PROBLEM STATEMENT: Out of the records below, copy all lines in which the word "icon" occurs.

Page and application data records
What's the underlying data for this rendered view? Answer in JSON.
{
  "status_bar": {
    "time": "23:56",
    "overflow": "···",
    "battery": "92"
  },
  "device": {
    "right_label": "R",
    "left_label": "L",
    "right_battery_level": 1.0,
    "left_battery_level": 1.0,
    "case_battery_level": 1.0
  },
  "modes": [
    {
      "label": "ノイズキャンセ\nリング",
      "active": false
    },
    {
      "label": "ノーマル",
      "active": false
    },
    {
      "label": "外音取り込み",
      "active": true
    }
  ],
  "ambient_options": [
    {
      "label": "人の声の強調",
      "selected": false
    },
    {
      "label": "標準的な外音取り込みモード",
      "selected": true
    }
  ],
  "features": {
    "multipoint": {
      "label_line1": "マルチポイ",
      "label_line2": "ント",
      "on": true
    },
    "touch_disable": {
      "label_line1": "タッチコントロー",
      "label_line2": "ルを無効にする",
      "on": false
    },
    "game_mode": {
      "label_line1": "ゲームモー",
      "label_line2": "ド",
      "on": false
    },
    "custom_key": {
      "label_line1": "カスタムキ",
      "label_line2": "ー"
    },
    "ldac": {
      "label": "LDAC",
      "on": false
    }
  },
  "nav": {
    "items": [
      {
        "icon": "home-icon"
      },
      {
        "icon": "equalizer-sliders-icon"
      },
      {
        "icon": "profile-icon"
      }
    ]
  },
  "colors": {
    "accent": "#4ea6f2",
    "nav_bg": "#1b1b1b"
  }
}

RESPONSE BOX:
        "icon": "home-icon"
        "icon": "equalizer-sliders-icon"
        "icon": "profile-icon"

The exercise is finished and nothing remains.